Dear Mr. Wales,
I have read and signed the above petition, many thanks for the heads up on that.
Has anyone information about the “Canning Town residents living in emergency housing after a water leak – in Hallsville Quarter” It was reported on 28th October that “Hundreds of east Londoners are paying for their own emergency housing after being evacuated from their flats”
It appears that the Managing Agent is “Firstport” who “has told residents to pay for their own hotel rooms for more than a week, saying they will be reimbursed by insurers”
Some Residents are ” unhappy at the cost and lack of communication”
I suggest Residents read their Lease, and if required seek Legal advice,
Extract of a news report from BBC News – Bath, by Emma Elgee and Scott Ellis
“People living in one of Bath’s most iconic buildings say they are horrified after being asked to pay £ 10,000 each for repairs to historic vaults in front of their homes”
“The steel bars in The Empires vaults are severely corroded and beyond economic repair, a report has found. Residents claim they were not aware the vaults were their responsibility.
“The dispute with the former management company, Firstport, will be heard at a tribunal in November”
This News article continues, and is posted online
MR STEPHEN BURNS
I suggest that “Hallsville Quarter” residents request an up-to-date copy of their building insurance from their Freeholder or Managing Agent, and examine it closely?
Look out for what is and is not covered in your insurance policy, If the policy does not include goods and services that are being employed to put matters right at your home, then the Leaseholders may well find themselves having to pay that expense out of your own pocket.
There are numerous recent examples of Leaseholders being under insured when things suddenly and unexpectedly go wrong, through no fault of their own. In almost every case I am aware of the Freeholder and Managing Agent pay nothing towards rectification costs, the Burden is nearly always shouldered by the unwitting Leaseholder at considerable personal expense, allegedly.
My advice is always take Legal advice from a qualified Professional, it may prove money well spent in the long term
There have been too many cases where it takes too long for buildings insurance to protect leaseholders when they have to be decanted. We had another example today where the Railpen owned site in Ipswich had some of their residents decanted. Fortunately the local council found temporary accommodation – but not the best. The problem is not necessarily under insurance but the speed which all agents move. You may remember we highlighted the issues faced by Citiscape some years ago. However it is worth checking your insurance and asking the agent what would happen if you could not stay in your home as some insurance policies are not as comprehensive as others.

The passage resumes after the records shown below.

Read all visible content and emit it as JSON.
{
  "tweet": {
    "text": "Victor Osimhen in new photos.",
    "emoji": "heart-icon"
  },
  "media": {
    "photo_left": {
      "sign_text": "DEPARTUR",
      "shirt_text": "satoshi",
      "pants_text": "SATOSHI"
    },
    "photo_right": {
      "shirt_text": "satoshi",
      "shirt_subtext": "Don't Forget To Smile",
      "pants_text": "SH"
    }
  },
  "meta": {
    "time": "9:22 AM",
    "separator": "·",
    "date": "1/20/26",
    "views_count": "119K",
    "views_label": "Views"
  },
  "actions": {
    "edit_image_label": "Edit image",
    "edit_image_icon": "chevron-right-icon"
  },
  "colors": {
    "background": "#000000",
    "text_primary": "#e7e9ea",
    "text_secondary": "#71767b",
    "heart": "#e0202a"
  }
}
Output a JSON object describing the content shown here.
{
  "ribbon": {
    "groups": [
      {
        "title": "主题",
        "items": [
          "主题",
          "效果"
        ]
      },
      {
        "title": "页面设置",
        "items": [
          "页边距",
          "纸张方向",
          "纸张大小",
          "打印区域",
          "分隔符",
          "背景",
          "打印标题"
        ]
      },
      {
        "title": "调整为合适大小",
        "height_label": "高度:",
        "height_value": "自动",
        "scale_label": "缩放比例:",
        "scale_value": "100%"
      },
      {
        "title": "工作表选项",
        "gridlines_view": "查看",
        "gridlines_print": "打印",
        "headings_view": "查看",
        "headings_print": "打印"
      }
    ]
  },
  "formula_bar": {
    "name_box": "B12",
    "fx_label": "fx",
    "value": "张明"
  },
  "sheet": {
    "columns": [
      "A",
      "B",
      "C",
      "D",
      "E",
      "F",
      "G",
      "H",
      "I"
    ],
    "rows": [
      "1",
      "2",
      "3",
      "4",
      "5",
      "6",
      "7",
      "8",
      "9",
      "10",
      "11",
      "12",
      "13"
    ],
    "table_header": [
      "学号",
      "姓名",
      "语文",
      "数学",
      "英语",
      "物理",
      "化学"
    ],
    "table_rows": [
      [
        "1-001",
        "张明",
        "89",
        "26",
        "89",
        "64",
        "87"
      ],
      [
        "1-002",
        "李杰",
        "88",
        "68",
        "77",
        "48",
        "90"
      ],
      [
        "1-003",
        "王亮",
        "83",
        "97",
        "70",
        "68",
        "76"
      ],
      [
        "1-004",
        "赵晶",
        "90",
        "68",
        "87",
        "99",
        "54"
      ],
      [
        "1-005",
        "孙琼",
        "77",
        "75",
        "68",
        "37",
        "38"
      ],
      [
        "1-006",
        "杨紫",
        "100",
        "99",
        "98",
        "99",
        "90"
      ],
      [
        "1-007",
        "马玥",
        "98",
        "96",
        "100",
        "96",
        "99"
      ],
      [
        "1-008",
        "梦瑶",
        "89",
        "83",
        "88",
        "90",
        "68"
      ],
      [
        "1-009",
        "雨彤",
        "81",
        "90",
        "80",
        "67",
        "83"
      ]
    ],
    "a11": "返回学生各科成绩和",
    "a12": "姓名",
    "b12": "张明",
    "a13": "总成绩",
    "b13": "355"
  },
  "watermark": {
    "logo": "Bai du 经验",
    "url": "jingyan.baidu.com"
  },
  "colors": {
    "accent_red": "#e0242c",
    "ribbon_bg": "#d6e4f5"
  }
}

I totally agree.
The Freeholders should, in my humble opinion, be cash rich! They get a “vast amounts of cash each Year in terms of Ground Rent which is pretty much money for old rope” So what do they do with it? Answer? “They Trouser It”
The “Freeholder” then employs an acceptable “Managing Agent” in some cases “themselves” to look after a property they are the “Freeholders” of.
So, when things go horribly wrong, they can cast blame at anyone apart from themselves, and say, “It has nothing to do with me” and blame in this case the insurer.
Mr. Liam Spenders article on “insurance” is worth several long reads to fully grasp and understand this “Racket” allegedly
It is a racket purely designed to protect the Freeholder and their appointed Managing Agent from any Financial or any other accountability, allegedly.
The outcome of this and other similar disasters will speak volumes! in terms of Justice for Leaseholders.
LKP please continue the good fight and publish wrongdoing wherever it may occur, not forgetting sloppy managing agents and the like.
On a personal note, I have always found it useful to pay my home insurance up front and in full, that way it can avoid any possible future misunderstandings.